The Texas Legislature won't meet again for 18 months, but state Sen. Chris Harris already has a bill in mind.
Harris, R-Arlington, announced plans Friday to file a bill in honor of Caylee Anthony, 2, of Florida, who died in 2008.
A jury ruled this week that Caylee's mother, Casey Anthony, is not guilty of murdering her daughter. Among the many aspects of the case that turned the trial into a tabloid and TV obsession was that Caylee had been missing for weeks before her absence was reported to police.
Harris hopes in the next session to pass "Caylee's Law," which would make it a state felony for a parent or legal guardian to fail to report a child missing in a timely manner.
"This law will discourage behavior like that seen in the case of Casey Anthony," Harris said in a statement. "It is shocking that there is nothing in the Texas law that requires a parent to report a missing child. In a missing persons case, time is essential and every second counts."
The bill would likely be referred to the Senate Jurisprudence Committee, whose chairman is Harris.
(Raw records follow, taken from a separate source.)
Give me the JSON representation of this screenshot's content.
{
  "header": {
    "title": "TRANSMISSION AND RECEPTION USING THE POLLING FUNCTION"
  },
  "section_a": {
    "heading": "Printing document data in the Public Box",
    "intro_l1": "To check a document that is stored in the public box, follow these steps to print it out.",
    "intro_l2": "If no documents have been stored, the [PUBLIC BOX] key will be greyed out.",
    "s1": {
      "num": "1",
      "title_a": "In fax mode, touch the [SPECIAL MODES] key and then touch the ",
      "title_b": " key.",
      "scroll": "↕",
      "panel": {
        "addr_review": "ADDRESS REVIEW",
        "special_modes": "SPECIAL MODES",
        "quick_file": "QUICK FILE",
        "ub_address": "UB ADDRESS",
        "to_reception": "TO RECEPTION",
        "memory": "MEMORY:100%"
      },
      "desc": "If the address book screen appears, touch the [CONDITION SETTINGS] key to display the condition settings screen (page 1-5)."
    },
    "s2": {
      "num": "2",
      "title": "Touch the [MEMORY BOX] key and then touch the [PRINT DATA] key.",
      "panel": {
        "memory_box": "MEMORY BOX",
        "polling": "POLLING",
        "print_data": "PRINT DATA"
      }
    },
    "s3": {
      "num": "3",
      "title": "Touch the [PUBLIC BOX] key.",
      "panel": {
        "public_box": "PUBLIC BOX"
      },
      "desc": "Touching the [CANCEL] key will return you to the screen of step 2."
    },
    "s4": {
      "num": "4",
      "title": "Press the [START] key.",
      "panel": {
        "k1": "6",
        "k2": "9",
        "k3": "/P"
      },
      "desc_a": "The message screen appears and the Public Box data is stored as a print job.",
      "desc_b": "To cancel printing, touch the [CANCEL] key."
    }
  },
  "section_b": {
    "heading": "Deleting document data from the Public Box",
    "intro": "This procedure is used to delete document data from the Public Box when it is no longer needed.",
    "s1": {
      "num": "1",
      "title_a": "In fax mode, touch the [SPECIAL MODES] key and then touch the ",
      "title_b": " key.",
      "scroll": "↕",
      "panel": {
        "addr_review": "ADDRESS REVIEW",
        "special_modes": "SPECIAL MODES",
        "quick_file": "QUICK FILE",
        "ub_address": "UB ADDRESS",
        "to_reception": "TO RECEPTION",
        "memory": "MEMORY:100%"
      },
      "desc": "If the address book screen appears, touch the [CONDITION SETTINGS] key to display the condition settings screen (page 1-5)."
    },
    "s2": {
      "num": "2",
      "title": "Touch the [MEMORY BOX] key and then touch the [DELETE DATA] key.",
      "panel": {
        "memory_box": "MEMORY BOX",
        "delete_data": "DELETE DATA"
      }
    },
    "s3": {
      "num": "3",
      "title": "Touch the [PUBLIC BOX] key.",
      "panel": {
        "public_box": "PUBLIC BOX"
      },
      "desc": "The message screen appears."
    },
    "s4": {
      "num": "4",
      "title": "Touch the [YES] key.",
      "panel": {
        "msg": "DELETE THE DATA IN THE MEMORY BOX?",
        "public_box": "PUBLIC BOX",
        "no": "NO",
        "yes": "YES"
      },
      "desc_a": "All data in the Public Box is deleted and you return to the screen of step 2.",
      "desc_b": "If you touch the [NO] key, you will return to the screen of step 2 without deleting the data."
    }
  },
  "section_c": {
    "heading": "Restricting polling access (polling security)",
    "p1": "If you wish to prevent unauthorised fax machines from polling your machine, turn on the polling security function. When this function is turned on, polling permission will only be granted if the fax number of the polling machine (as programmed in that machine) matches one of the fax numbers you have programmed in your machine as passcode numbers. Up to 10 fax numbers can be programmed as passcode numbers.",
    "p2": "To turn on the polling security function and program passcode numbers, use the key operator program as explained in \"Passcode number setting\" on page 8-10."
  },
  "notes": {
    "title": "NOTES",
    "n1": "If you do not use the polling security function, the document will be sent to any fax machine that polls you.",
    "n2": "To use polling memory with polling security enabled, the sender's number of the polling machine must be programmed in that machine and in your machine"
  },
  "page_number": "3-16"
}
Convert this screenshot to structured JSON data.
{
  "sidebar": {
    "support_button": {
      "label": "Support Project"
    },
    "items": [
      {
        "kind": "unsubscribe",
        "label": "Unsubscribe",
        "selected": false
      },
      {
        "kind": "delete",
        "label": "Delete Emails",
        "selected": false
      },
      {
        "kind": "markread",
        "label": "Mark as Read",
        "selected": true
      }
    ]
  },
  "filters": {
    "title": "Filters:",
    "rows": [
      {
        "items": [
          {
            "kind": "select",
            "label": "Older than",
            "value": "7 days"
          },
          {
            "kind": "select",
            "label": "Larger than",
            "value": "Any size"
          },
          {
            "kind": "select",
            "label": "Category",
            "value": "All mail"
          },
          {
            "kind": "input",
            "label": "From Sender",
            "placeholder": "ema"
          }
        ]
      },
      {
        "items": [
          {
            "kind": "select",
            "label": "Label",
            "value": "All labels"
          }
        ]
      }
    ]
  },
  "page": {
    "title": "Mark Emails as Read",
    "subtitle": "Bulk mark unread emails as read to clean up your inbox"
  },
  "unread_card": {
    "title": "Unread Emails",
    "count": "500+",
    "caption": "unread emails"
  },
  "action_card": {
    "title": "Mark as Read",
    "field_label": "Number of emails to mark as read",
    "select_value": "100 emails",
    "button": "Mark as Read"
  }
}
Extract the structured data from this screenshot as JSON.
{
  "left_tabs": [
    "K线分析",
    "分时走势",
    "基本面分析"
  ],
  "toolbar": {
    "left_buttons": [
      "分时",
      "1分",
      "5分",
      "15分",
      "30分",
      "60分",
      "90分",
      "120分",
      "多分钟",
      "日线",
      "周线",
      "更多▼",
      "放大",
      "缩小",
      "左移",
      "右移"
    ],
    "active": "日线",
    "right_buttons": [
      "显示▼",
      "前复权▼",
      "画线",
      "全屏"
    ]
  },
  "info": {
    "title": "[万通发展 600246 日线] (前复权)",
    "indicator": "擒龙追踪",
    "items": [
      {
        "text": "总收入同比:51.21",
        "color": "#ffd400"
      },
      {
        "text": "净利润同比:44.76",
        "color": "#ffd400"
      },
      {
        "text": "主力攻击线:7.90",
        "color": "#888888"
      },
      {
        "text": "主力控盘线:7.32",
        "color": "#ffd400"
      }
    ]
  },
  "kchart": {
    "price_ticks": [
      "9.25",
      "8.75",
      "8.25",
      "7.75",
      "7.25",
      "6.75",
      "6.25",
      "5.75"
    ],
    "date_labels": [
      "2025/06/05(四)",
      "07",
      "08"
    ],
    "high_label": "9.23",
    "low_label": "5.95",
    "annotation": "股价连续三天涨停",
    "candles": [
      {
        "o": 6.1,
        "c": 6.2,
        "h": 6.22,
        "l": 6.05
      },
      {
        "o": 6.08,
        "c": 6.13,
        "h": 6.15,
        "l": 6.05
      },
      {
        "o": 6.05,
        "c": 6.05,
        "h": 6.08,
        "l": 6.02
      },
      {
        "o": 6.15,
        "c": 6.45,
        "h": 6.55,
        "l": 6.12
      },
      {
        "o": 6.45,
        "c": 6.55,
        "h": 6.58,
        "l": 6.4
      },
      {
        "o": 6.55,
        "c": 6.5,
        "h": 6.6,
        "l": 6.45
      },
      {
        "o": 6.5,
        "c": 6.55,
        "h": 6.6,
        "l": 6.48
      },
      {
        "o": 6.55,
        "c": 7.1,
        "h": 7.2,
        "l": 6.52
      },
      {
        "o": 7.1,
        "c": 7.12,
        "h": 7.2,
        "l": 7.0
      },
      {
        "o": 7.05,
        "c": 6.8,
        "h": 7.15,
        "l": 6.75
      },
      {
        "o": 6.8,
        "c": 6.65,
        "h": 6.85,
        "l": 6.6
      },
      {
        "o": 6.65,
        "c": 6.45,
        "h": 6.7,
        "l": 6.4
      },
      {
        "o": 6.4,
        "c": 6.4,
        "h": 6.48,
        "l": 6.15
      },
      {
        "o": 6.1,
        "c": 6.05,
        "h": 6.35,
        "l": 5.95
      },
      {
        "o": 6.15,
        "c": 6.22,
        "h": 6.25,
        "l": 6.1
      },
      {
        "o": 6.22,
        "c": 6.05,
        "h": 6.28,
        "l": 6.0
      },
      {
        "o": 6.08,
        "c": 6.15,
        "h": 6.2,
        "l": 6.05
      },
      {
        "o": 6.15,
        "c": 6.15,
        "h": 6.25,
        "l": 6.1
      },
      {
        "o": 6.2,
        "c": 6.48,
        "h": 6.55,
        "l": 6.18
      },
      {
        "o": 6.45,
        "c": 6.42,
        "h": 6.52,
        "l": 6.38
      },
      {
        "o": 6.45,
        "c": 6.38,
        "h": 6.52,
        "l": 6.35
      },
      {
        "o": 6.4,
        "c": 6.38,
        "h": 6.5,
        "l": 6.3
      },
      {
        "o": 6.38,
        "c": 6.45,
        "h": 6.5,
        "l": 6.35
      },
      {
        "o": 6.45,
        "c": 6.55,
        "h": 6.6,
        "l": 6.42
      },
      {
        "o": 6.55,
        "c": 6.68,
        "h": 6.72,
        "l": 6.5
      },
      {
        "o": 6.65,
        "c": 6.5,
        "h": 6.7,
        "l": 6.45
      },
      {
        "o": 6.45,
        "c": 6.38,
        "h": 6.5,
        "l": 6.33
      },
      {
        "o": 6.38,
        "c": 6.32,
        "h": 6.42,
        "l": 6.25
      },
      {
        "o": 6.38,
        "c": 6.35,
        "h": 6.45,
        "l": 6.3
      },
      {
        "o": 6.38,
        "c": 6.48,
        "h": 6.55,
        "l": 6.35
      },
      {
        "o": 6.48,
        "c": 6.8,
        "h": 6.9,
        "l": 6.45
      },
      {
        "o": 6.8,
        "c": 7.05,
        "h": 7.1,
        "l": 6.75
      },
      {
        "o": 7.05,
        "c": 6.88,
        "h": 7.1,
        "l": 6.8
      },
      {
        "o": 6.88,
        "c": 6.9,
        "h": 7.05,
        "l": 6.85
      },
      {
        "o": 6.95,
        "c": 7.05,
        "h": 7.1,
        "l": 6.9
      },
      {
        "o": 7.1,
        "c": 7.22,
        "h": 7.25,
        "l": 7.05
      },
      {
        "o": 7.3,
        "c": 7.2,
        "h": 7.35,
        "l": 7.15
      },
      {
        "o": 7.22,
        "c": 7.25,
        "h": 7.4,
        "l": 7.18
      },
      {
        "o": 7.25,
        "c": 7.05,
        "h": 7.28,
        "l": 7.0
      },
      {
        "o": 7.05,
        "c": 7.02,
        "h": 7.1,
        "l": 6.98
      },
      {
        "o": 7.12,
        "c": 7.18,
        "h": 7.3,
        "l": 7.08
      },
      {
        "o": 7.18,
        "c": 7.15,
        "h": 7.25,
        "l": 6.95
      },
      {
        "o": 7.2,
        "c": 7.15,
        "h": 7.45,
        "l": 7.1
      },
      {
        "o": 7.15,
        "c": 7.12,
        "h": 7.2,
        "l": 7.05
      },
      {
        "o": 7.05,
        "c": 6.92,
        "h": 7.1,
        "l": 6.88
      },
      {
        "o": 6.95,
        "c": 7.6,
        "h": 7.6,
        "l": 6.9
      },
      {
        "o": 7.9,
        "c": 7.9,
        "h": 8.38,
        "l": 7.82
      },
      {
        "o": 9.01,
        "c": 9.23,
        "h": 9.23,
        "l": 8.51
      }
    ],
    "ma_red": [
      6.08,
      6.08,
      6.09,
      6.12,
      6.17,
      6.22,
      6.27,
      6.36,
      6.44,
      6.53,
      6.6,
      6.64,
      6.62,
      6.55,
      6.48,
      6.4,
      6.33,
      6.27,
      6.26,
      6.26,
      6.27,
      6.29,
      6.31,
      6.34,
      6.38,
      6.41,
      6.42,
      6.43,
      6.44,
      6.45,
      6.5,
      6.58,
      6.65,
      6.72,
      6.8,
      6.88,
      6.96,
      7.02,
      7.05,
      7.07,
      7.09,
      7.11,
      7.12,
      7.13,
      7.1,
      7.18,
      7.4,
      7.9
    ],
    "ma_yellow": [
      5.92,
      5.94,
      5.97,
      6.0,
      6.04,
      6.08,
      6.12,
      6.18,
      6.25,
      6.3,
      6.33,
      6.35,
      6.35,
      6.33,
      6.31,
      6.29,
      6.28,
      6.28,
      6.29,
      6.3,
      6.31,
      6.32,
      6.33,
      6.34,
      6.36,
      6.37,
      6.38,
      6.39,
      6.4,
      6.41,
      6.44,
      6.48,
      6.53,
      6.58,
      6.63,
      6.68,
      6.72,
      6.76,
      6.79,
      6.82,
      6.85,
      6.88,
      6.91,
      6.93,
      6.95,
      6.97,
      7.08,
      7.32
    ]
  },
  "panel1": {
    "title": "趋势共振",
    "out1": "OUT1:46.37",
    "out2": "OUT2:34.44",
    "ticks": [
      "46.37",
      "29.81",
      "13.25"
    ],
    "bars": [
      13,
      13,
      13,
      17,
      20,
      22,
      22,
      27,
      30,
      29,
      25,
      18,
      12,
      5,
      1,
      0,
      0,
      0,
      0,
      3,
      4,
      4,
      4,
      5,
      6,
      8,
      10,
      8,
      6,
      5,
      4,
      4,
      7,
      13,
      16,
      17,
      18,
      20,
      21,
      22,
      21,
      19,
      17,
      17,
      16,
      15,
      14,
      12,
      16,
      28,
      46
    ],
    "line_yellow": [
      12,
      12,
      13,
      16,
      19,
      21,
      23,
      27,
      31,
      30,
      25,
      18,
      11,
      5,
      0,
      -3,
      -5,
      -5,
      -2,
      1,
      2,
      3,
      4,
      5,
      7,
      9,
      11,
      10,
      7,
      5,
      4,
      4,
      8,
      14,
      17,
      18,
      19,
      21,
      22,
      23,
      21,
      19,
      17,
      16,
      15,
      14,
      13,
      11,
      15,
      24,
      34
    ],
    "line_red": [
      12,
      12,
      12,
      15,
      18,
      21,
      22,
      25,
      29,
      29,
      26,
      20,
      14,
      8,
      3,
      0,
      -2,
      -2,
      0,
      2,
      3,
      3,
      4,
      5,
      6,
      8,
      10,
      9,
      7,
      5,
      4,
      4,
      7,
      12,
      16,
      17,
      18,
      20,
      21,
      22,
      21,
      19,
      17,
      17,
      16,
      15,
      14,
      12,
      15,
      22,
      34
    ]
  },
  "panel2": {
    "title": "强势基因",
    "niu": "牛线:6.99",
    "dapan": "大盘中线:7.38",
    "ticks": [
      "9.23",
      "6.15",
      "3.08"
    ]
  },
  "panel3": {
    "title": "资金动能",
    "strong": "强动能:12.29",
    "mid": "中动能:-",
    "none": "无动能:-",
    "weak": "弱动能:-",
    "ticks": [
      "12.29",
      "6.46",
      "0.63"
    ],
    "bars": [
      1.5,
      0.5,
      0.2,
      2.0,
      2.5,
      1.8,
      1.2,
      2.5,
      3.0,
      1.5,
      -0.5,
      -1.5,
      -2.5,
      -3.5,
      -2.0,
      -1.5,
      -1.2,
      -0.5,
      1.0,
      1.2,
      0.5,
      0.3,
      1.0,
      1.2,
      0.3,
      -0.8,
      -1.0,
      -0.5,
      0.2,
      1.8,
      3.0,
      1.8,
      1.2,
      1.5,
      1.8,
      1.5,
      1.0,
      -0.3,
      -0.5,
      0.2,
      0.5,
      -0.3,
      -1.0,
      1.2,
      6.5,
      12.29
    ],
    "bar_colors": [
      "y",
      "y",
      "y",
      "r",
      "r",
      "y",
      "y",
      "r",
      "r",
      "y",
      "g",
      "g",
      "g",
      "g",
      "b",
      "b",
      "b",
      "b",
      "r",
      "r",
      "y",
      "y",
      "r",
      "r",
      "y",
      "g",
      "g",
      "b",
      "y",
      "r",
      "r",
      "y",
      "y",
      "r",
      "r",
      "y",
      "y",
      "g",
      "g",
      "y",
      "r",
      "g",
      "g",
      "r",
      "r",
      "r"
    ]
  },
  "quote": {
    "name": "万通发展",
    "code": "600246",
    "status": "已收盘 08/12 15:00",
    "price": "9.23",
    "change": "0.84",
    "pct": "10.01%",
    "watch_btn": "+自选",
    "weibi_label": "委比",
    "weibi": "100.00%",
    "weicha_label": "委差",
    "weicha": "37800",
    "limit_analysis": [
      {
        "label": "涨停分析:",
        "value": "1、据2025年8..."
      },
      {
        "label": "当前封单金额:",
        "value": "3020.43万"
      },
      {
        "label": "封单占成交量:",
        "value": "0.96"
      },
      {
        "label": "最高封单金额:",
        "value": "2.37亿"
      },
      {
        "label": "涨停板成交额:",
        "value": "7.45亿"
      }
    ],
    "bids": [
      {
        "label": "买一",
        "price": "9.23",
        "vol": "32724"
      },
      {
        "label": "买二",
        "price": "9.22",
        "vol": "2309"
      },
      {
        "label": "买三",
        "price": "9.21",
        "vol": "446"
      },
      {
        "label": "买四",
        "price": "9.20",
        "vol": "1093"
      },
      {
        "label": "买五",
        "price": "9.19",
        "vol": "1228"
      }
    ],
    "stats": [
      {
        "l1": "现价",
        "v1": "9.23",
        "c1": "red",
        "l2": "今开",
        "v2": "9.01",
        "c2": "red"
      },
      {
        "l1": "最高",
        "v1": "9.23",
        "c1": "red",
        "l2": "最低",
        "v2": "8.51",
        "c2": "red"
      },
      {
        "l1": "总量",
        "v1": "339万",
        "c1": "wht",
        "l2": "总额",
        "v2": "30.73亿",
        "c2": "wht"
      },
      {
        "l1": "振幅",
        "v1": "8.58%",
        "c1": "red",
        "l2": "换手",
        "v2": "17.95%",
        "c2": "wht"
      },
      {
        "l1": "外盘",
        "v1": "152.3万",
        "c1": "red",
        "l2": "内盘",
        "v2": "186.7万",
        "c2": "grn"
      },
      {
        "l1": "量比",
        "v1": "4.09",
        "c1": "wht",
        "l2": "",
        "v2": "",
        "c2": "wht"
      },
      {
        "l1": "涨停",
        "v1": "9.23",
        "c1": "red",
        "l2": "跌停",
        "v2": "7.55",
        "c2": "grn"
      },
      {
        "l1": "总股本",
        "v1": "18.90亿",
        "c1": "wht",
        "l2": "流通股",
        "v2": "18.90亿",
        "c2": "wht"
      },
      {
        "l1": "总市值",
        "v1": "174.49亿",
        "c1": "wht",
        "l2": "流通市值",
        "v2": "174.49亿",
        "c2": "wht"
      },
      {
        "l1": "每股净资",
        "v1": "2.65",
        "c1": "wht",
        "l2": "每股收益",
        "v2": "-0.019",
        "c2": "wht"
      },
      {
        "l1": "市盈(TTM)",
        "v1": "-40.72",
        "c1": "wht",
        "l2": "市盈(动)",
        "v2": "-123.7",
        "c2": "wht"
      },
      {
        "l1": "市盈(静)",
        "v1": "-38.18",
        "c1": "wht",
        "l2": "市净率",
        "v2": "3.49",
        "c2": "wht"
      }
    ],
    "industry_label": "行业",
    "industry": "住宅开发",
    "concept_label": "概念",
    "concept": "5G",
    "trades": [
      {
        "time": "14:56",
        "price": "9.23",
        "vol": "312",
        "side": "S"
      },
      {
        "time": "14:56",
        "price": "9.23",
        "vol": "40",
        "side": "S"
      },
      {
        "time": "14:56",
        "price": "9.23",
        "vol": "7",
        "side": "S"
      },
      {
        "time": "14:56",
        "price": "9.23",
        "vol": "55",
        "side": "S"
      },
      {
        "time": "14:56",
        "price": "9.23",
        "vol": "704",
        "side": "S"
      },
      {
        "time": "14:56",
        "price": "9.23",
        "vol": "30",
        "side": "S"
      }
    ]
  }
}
Harris said he plans to use the time before the 2013 session to work out the law's details, including how to define "a timely manner" and whether to apply it only to parents of children under a certain age.
Lawmakers in Alabama, Florida, Pennsylvania and several other states have announced proposals similar to Harris' since the verdict in the Anthony case, according to news reports.
In Florida, an online petition supporting a law had more than 700,000 signatures as of Friday afternoon.
Harris said Friday that he was unaware of the efforts in other states.
This report includes material from The Associated Press.